37. The Panel took particular note of the global pandemic and how it has impacted many people in myriad ways. Given that the Registrant had engaged in the process and presented herself as someone who was determined to return to practice, the Panel was persuaded that a further period of suspension was proportionate in all the circumstances. It hoped that the Registrant would make good use of this further period to address her skills and knowledge gap and consider Occupational Therapy support placements in which to embed these.
38. Whilst this Panel cannot bind any future reviewing panel, such a panel is likely to be assisted by:
⦁ The Registrant’s attendance at the review hearing;
⦁ In addition to documents supplied in advance of the hearing which comprise:
⦁ Evidence of completed courses undertaken between December 2021 and July 2022.
⦁ Evidence of any attempts the Registrant has made to obtain support work (paid or unpaid) in a role related to that in which her knowledge and skills as an Occupational Therapist can be deployed between December 2021 and July 2022.
⦁ A log detailing the work that is done on a monthly basis, how this meets the development plan she has and the progress that she is considered to have made by her line manager.
⦁ References from any manager or supervisor under whom she works during this period, with whom the log detailed above is shared.
ORDER: The Registrar is directed to suspend the registration of Miss Deborah J Watson for a further period of 6 months upon expiry of the existing Order.
This Order imposed will apply from 10 January 2022.
This Order will be reviewed again before its expiry on 10 July 2022.
Right of Appeal
You may appeal to the High Court in England and Wales against the Panel’s decision and the order it has made against you.
Under Articles 30(10) and 38 of the Health Professions Order 2001, any appeal must be made to the court not more than 28 days after the date when this notice is served on you.
History of Hearings for Miss Deborah J Watson
|Date||Panel||Hearing type||Outcomes / Status|
|09/06/2023||Conduct and Competence Committee||Review Hearing||Struck off|
|08/06/2022||Conduct and Competence Committee||Review Hearing||Suspended|

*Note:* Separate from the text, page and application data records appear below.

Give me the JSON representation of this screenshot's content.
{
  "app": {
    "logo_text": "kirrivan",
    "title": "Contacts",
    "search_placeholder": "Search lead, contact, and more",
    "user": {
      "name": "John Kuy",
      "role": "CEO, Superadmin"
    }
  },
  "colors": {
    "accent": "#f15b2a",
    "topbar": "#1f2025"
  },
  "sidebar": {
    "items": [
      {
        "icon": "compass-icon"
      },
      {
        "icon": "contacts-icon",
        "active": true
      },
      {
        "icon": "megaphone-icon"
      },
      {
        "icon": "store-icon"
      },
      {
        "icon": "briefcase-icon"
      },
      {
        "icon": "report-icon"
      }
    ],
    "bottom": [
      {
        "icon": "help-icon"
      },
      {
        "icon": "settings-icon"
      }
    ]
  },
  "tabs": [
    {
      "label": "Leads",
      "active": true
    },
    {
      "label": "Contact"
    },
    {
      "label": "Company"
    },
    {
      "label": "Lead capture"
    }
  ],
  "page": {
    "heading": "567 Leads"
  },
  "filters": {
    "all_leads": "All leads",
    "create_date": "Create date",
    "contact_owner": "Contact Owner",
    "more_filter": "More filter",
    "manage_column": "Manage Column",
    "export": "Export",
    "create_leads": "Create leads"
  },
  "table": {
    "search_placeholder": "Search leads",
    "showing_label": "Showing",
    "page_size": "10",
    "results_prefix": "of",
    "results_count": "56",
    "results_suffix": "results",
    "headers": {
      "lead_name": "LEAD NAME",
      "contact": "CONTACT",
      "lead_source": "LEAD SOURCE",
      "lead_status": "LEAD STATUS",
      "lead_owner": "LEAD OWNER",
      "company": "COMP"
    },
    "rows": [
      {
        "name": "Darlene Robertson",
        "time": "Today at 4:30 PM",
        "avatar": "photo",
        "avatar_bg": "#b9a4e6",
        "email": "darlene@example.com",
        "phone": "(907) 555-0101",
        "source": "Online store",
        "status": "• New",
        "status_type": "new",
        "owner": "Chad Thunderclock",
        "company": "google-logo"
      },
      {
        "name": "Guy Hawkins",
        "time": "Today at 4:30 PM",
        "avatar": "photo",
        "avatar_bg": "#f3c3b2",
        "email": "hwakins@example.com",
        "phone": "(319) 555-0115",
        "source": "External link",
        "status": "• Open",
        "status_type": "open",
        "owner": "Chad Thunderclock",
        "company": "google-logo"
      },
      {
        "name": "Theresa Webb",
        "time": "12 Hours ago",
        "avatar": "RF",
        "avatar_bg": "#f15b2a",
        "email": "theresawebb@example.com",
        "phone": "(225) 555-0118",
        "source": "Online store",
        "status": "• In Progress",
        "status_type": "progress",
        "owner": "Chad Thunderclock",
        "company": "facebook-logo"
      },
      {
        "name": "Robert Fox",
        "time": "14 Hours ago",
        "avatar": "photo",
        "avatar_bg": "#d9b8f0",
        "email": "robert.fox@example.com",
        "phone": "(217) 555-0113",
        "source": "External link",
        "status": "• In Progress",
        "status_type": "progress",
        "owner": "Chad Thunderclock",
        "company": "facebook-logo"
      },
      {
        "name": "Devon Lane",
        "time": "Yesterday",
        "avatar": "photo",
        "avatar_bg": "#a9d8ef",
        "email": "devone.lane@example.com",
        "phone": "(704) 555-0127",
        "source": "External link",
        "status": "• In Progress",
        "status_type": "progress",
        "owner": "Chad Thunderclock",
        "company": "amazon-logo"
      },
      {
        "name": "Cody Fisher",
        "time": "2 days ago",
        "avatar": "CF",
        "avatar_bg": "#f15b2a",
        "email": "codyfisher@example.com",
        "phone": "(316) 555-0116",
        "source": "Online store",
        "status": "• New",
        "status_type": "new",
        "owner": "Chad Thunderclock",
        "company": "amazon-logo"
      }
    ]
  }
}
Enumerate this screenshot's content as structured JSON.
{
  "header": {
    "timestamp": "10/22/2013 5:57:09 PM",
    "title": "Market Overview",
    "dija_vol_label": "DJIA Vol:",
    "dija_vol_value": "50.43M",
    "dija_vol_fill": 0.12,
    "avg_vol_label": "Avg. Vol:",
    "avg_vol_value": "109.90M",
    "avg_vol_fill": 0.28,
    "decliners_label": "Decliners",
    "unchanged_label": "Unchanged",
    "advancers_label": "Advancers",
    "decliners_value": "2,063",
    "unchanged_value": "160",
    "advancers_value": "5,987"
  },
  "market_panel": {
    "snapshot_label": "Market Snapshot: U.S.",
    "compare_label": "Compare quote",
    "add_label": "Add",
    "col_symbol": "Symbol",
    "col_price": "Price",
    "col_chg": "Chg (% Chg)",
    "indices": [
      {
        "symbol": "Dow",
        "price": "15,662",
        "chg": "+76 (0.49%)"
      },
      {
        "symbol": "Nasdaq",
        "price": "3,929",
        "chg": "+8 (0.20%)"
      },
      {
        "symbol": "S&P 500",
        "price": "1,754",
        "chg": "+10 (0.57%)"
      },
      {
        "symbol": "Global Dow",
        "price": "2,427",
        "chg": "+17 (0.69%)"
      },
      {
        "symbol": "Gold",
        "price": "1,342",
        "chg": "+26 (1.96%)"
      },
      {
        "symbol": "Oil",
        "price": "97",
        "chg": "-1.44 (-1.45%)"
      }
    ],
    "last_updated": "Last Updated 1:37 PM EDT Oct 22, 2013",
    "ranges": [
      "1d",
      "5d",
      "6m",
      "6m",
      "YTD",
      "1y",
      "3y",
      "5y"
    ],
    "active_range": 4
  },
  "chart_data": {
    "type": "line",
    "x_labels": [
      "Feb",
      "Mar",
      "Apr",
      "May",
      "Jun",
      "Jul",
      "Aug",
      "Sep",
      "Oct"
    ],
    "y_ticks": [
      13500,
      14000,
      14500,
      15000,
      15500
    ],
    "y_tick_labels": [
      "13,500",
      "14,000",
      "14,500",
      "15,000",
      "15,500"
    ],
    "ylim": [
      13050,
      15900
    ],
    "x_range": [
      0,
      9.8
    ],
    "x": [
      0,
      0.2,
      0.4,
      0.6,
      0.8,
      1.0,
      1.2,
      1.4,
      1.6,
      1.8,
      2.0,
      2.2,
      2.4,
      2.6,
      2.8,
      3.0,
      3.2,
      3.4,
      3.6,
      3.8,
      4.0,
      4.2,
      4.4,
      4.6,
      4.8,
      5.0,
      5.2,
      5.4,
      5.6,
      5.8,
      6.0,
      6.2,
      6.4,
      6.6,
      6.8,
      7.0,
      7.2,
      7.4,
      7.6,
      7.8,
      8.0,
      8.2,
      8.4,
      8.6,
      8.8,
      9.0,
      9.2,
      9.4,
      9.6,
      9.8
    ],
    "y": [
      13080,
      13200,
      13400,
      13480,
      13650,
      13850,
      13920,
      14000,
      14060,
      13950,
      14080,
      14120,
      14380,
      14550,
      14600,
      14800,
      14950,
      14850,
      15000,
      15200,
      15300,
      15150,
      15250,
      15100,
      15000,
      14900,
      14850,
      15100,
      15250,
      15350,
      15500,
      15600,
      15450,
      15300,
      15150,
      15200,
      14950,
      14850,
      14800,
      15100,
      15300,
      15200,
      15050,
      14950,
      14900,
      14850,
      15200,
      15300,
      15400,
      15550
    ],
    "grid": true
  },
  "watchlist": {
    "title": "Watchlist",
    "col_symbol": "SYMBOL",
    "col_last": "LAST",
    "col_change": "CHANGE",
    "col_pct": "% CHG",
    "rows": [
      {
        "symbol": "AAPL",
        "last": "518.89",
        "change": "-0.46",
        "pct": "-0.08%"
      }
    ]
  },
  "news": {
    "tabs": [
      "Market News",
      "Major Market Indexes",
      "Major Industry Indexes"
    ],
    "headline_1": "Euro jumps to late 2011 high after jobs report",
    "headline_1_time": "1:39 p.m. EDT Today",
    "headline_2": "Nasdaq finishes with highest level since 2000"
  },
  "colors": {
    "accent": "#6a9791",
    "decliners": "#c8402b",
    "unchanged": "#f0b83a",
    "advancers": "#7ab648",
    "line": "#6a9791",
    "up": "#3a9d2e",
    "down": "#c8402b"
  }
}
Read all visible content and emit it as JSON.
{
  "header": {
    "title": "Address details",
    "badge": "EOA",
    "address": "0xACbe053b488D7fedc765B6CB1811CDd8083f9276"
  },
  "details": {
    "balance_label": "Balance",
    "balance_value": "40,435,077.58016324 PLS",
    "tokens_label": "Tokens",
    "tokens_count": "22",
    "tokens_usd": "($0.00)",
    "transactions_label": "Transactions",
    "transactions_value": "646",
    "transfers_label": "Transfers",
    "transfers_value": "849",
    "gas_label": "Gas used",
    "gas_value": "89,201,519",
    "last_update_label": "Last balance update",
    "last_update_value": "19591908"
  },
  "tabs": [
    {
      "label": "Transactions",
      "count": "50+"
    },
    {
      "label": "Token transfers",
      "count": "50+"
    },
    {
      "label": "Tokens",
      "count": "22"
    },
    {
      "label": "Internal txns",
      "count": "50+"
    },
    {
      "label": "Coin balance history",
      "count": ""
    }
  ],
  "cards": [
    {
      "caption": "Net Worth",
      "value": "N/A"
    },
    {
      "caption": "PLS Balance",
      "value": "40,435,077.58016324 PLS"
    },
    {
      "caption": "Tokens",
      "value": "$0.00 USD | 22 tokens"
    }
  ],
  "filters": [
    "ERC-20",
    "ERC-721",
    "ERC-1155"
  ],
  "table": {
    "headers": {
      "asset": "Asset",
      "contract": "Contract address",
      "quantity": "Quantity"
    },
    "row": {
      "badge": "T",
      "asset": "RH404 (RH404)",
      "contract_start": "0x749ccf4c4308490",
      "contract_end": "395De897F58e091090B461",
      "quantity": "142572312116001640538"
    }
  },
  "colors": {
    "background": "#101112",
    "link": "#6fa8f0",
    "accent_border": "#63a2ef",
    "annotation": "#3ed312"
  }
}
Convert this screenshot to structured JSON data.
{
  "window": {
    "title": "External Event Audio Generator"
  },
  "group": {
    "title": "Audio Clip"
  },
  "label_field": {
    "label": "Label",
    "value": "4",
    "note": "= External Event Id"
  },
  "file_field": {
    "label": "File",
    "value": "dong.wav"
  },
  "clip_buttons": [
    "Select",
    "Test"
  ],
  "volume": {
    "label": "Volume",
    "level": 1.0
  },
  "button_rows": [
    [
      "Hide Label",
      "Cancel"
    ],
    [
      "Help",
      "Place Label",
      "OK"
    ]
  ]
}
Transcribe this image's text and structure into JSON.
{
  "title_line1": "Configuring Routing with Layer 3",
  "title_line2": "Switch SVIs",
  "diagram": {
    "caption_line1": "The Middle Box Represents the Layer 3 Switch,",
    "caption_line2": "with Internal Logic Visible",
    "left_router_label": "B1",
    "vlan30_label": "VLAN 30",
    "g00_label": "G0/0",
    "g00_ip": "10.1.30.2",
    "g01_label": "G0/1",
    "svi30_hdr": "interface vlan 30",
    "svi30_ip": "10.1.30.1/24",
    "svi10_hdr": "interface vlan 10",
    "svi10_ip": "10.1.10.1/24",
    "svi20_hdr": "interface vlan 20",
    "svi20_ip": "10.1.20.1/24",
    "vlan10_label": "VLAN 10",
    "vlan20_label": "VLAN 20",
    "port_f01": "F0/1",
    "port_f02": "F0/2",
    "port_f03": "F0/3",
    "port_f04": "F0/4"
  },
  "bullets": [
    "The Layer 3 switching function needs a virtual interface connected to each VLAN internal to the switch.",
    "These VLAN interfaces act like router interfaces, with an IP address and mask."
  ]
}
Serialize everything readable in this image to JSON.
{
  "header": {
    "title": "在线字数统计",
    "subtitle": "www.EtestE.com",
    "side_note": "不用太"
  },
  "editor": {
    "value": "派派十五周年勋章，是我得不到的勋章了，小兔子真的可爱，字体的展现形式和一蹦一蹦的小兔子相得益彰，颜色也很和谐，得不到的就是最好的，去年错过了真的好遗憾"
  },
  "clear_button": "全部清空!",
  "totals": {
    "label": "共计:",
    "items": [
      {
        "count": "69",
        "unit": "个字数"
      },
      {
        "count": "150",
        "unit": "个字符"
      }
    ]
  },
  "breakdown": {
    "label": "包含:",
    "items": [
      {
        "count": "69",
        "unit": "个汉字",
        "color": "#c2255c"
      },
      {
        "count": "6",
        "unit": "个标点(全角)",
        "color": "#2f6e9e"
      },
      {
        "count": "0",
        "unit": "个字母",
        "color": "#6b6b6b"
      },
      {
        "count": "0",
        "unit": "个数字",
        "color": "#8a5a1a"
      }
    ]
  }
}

|16/12/2021||Conduct and Competence Committee||Review Hearing||Suspended|
|30/11/2020||Conduct and Competence Committee||Review Hearing||Suspended|
|12/12/2019||Conduct and Competence Committee||Review Hearing||Suspended|